SF Engine Man: Noise, Vibration, and Harshness
Within the engineering community, there is a discipline called NVH. It stands for noise, vibration, and harshness. Like a farmer who can survey a field to determine a good stand, an experienced engineer can listen to or feel an engine or machine and glean either the absence or propensity for NVH.
A real-world example of two different levels of NVH is when you hear a cheap electric drill run in comparison to a high-quality unit that has efficient bearings instead of bushings. They both turn the drill bit, but the difference in NVH is apparent. The poor-quality drill is rough sounding, noisy, and seems labored; the low NVH example is smooth, quiet, and appears more powerful.
When comparing machines, tools, or engines for purchase, a low level of NVH usually comes with a price tag. It is costly, in relative terms, to quell the three devils of NVH. It is important to note that in most instances, NVH can determine life expectancy.
For example, let’s say you are looking at a fan system on a dryer as an investment. Listen to and feel the motor, if possible. Does it shake excessively or feel coarse? Is it noisier than you think it should be? Does the fan turn smoothly and in a circular arc, or does it seem to be out of balance and loud? These factors can be a valid predictor of the reliability of that dryer.
When purchasing equipment, your hands and ears need to check for NVH, and then you can make an intelligent comparison between brands or models.
The effect that NVH has on a machine, especially an engine, is logarithmic. In other words, the frequency of the order of vibration that is causing the noise and harshness exponentially impacts wear. Just as a soil’s pH is not linear in its acidity or alkalinity and its impact on nutrient tie-up and plant uptake, so is the detriment of NVH.

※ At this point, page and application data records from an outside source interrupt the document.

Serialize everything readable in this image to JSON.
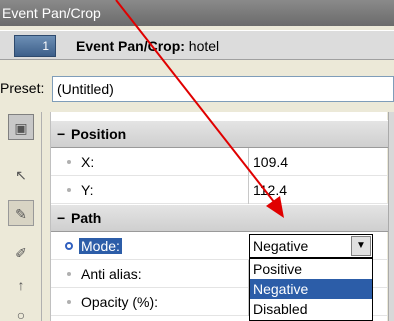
{
  "window": {
    "title": "Event Pan/Crop"
  },
  "header": {
    "badge": "1",
    "title_bold": "Event Pan/Crop:",
    "title_rest": " hotel"
  },
  "preset": {
    "label": "Preset:",
    "value": "(Untitled)"
  },
  "sections": [
    {
      "sign": "−",
      "title": "Position"
    },
    {
      "sign": "−",
      "title": "Path"
    }
  ],
  "position_rows": [
    {
      "name": "X:",
      "value": "109.4"
    },
    {
      "name": "Y:",
      "value": "112.4"
    }
  ],
  "path_rows": [
    {
      "name": "Mode:"
    },
    {
      "name": "Anti alias:"
    },
    {
      "name": "Opacity (%):"
    }
  ],
  "combo": {
    "value": "Negative",
    "button": "▼"
  },
  "dropdown": {
    "options": [
      "Positive",
      "Negative",
      "Disabled"
    ],
    "selected": "Negative"
  },
  "tools": [
    "select-icon",
    "arrow-icon",
    "pen-icon",
    "pen-add-icon",
    "pointer-icon",
    "ellipse-icon"
  ],
  "colors": {
    "annotation_arrow": "#e00000",
    "selection": "#2c5da8"
  }
}
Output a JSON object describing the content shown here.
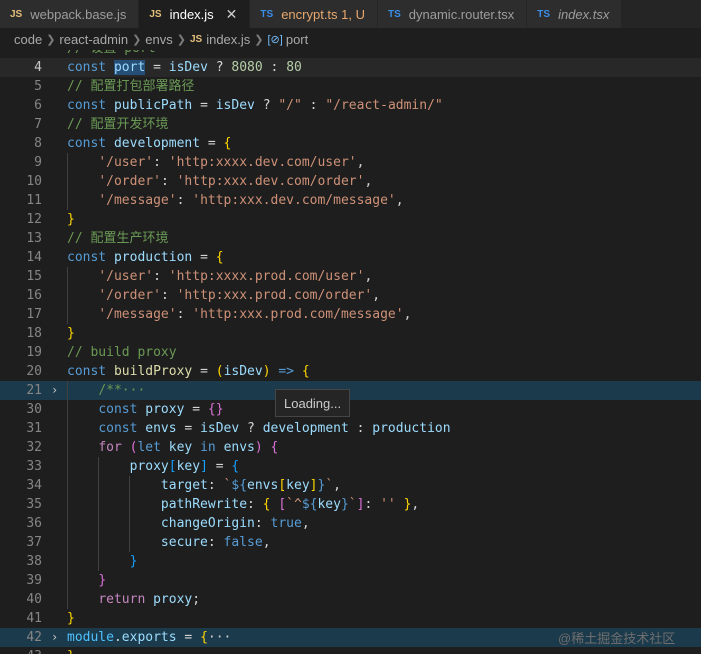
{
  "tabs": [
    {
      "icon": "JS",
      "label": "webpack.base.js"
    },
    {
      "icon": "JS",
      "label": "index.js",
      "close": "✕"
    },
    {
      "icon": "TS",
      "label": "encrypt.ts 1, U"
    },
    {
      "icon": "TS",
      "label": "dynamic.router.tsx"
    },
    {
      "icon": "TS",
      "label": "index.tsx"
    }
  ],
  "breadcrumb": {
    "parts": [
      "code",
      "react-admin",
      "envs"
    ],
    "file_icon": "JS",
    "file": "index.js",
    "symbol_icon": "[⊘]",
    "symbol": "port"
  },
  "editor": {
    "line_numbers": [
      "",
      "4",
      "5",
      "6",
      "7",
      "8",
      "9",
      "10",
      "11",
      "12",
      "13",
      "14",
      "15",
      "16",
      "17",
      "18",
      "19",
      "20",
      "21",
      "30",
      "31",
      "32",
      "33",
      "34",
      "35",
      "36",
      "37",
      "38",
      "39",
      "40",
      "41",
      "42",
      "43"
    ],
    "fold_marker": "›",
    "lines": [
      [
        [
          "c",
          "// 设置 port"
        ]
      ],
      [
        [
          "k",
          "const "
        ],
        [
          "v",
          "port"
        ],
        [
          "p",
          " = "
        ],
        [
          "v",
          "isDev"
        ],
        [
          "p",
          " ? "
        ],
        [
          "n",
          "8080"
        ],
        [
          "p",
          " : "
        ],
        [
          "n",
          "80"
        ]
      ],
      [
        [
          "c",
          "// 配置打包部署路径"
        ]
      ],
      [
        [
          "k",
          "const "
        ],
        [
          "v",
          "publicPath"
        ],
        [
          "p",
          " = "
        ],
        [
          "v",
          "isDev"
        ],
        [
          "p",
          " ? "
        ],
        [
          "s",
          "\"/\""
        ],
        [
          "p",
          " : "
        ],
        [
          "s",
          "\"/react-admin/\""
        ]
      ],
      [
        [
          "c",
          "// 配置开发环境"
        ]
      ],
      [
        [
          "k",
          "const "
        ],
        [
          "v",
          "development"
        ],
        [
          "p",
          " = "
        ],
        [
          "b1",
          "{"
        ]
      ],
      [
        [
          "p",
          "    "
        ],
        [
          "s",
          "'/user'"
        ],
        [
          "p",
          ": "
        ],
        [
          "s",
          "'http:xxxx.dev.com/user'"
        ],
        [
          "p",
          ","
        ]
      ],
      [
        [
          "p",
          "    "
        ],
        [
          "s",
          "'/order'"
        ],
        [
          "p",
          ": "
        ],
        [
          "s",
          "'http:xxx.dev.com/order'"
        ],
        [
          "p",
          ","
        ]
      ],
      [
        [
          "p",
          "    "
        ],
        [
          "s",
          "'/message'"
        ],
        [
          "p",
          ": "
        ],
        [
          "s",
          "'http:xxx.dev.com/message'"
        ],
        [
          "p",
          ","
        ]
      ],
      [
        [
          "b1",
          "}"
        ]
      ],
      [
        [
          "c",
          "// 配置生产环境"
        ]
      ],
      [
        [
          "k",
          "const "
        ],
        [
          "v",
          "production"
        ],
        [
          "p",
          " = "
        ],
        [
          "b1",
          "{"
        ]
      ],
      [
        [
          "p",
          "    "
        ],
        [
          "s",
          "'/user'"
        ],
        [
          "p",
          ": "
        ],
        [
          "s",
          "'http:xxxx.prod.com/user'"
        ],
        [
          "p",
          ","
        ]
      ],
      [
        [
          "p",
          "    "
        ],
        [
          "s",
          "'/order'"
        ],
        [
          "p",
          ": "
        ],
        [
          "s",
          "'http:xxx.prod.com/order'"
        ],
        [
          "p",
          ","
        ]
      ],
      [
        [
          "p",
          "    "
        ],
        [
          "s",
          "'/message'"
        ],
        [
          "p",
          ": "
        ],
        [
          "s",
          "'http:xxx.prod.com/message'"
        ],
        [
          "p",
          ","
        ]
      ],
      [
        [
          "b1",
          "}"
        ]
      ],
      [
        [
          "c",
          "// build proxy"
        ]
      ],
      [
        [
          "k",
          "const "
        ],
        [
          "f",
          "buildProxy"
        ],
        [
          "p",
          " = "
        ],
        [
          "b1",
          "("
        ],
        [
          "v",
          "isDev"
        ],
        [
          "b1",
          ")"
        ],
        [
          "p",
          " "
        ],
        [
          "k",
          "=>"
        ],
        [
          "p",
          " "
        ],
        [
          "b1",
          "{"
        ]
      ],
      [
        [
          "p",
          "    "
        ],
        [
          "c",
          "/**···"
        ]
      ],
      [
        [
          "p",
          "    "
        ],
        [
          "k",
          "const "
        ],
        [
          "v",
          "proxy"
        ],
        [
          "p",
          " = "
        ],
        [
          "b2",
          "{}"
        ]
      ],
      [
        [
          "p",
          "    "
        ],
        [
          "k",
          "const "
        ],
        [
          "v",
          "envs"
        ],
        [
          "p",
          " = "
        ],
        [
          "v",
          "isDev"
        ],
        [
          "p",
          " ? "
        ],
        [
          "v",
          "development"
        ],
        [
          "p",
          " : "
        ],
        [
          "v",
          "production"
        ]
      ],
      [
        [
          "p",
          "    "
        ],
        [
          "ctl",
          "for"
        ],
        [
          "p",
          " "
        ],
        [
          "b2",
          "("
        ],
        [
          "k",
          "let "
        ],
        [
          "v",
          "key"
        ],
        [
          "p",
          " "
        ],
        [
          "k",
          "in"
        ],
        [
          "p",
          " "
        ],
        [
          "v",
          "envs"
        ],
        [
          "b2",
          ")"
        ],
        [
          "p",
          " "
        ],
        [
          "b2",
          "{"
        ]
      ],
      [
        [
          "p",
          "        "
        ],
        [
          "v",
          "proxy"
        ],
        [
          "b3",
          "["
        ],
        [
          "v",
          "key"
        ],
        [
          "b3",
          "]"
        ],
        [
          "p",
          " = "
        ],
        [
          "b3",
          "{"
        ]
      ],
      [
        [
          "p",
          "            "
        ],
        [
          "v",
          "target"
        ],
        [
          "p",
          ": "
        ],
        [
          "s",
          "`"
        ],
        [
          "k",
          "${"
        ],
        [
          "v",
          "envs"
        ],
        [
          "b1",
          "["
        ],
        [
          "v",
          "key"
        ],
        [
          "b1",
          "]"
        ],
        [
          "k",
          "}"
        ],
        [
          "s",
          "`"
        ],
        [
          "p",
          ","
        ]
      ],
      [
        [
          "p",
          "            "
        ],
        [
          "v",
          "pathRewrite"
        ],
        [
          "p",
          ": "
        ],
        [
          "b1",
          "{"
        ],
        [
          "p",
          " "
        ],
        [
          "b2",
          "["
        ],
        [
          "s",
          "`^"
        ],
        [
          "k",
          "${"
        ],
        [
          "v",
          "key"
        ],
        [
          "k",
          "}"
        ],
        [
          "s",
          "`"
        ],
        [
          "b2",
          "]"
        ],
        [
          "p",
          ": "
        ],
        [
          "s",
          "''"
        ],
        [
          "p",
          " "
        ],
        [
          "b1",
          "}"
        ],
        [
          "p",
          ","
        ]
      ],
      [
        [
          "p",
          "            "
        ],
        [
          "v",
          "changeOrigin"
        ],
        [
          "p",
          ": "
        ],
        [
          "k",
          "true"
        ],
        [
          "p",
          ","
        ]
      ],
      [
        [
          "p",
          "            "
        ],
        [
          "v",
          "secure"
        ],
        [
          "p",
          ": "
        ],
        [
          "k",
          "false"
        ],
        [
          "p",
          ","
        ]
      ],
      [
        [
          "p",
          "        "
        ],
        [
          "b3",
          "}"
        ]
      ],
      [
        [
          "p",
          "    "
        ],
        [
          "b2",
          "}"
        ]
      ],
      [
        [
          "p",
          "    "
        ],
        [
          "ctl",
          "return"
        ],
        [
          "p",
          " "
        ],
        [
          "v",
          "proxy"
        ],
        [
          "p",
          ";"
        ]
      ],
      [
        [
          "b1",
          "}"
        ]
      ],
      [
        [
          "cst",
          "module"
        ],
        [
          "p",
          "."
        ],
        [
          "v",
          "exports"
        ],
        [
          "p",
          " = "
        ],
        [
          "b1",
          "{"
        ],
        [
          "p",
          "···"
        ]
      ],
      [
        [
          "b1",
          "}"
        ]
      ]
    ]
  },
  "tooltip": "Loading...",
  "watermark": "@稀土掘金技术社区"
}
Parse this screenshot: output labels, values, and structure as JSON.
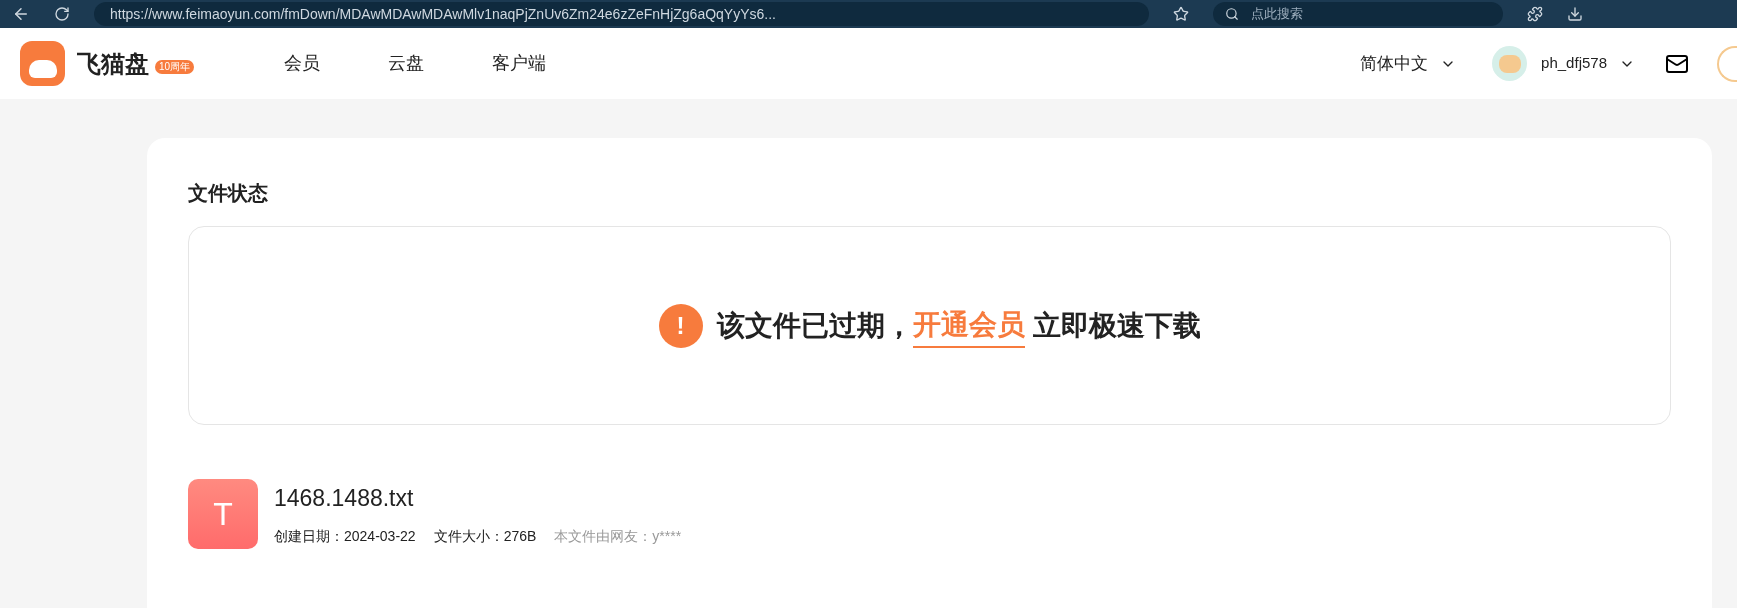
{
  "browser": {
    "url": "https://www.feimaoyun.com/fmDown/MDAwMDAwMDAwMlv1naqPjZnUv6Zm24e6zZeFnHjZg6aQqYyYs6...",
    "search_placeholder": "点此搜索"
  },
  "header": {
    "logo_text": "飞猫盘",
    "badge": "10周年",
    "nav": [
      {
        "label": "会员",
        "selected": false
      },
      {
        "label": "云盘",
        "selected": false
      },
      {
        "label": "客户端",
        "selected": false
      }
    ],
    "language": "简体中文",
    "username": "ph_dfj578"
  },
  "card": {
    "title": "文件状态",
    "notice": {
      "icon_text": "!",
      "text_before": "该文件已过期，",
      "link": "开通会员",
      "text_after": "立即极速下载"
    },
    "file": {
      "icon_letter": "T",
      "name": "1468.1488.txt",
      "created": "创建日期：2024-03-22",
      "size": "文件大小：276B",
      "shared_by": "本文件由网友：y****"
    }
  }
}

Your hands and ears are important diagnostic tools when working on machines and can foretell a future problem. It is a mind-set you need to cultivate. (Listen to the Successful Farming Podcast about the thought process needed in the shop.)
With rare exception, a machine, a component, and an engine announce their poor health through NVH. Touch and listen to engines and the like when they are operating to determine their condition.
For example, feel around the engine when running. Place your hand on the alternator, any pump, and the engine itself. Do this from day one with a new purchase. This way you have a mental and tactile history of what the engine or component sounds like when all is well. It is very difficult to identify a minute degradation if you have no record. This same logic can be applied to a pump on a sprayer, a vacuum unit on a planter, the drive mechanism of a combine, or a motor on a center pivot. They all are willing to divulge their health if you listen and feel.
A very good investment is a mechanic’s stethoscope. It will allow you audible access to components that cannot be heard otherwise. A quick listen, especially if you have another of the same component for comparison, will reveal an abundance of information. If you have electric drive meters on your planter, run them in the shop and listen for any anomalies. The same holds true for listening to circuits such as hydraulic and those going to a sprayer tip. They all talk, albeit in their own language.
It costs nothing to listen and feel your engines. Pay attention for a change in components for vibration and the general smoothness by touch. When is comes to engines and machines, the most beautiful sound is that of smooth silence!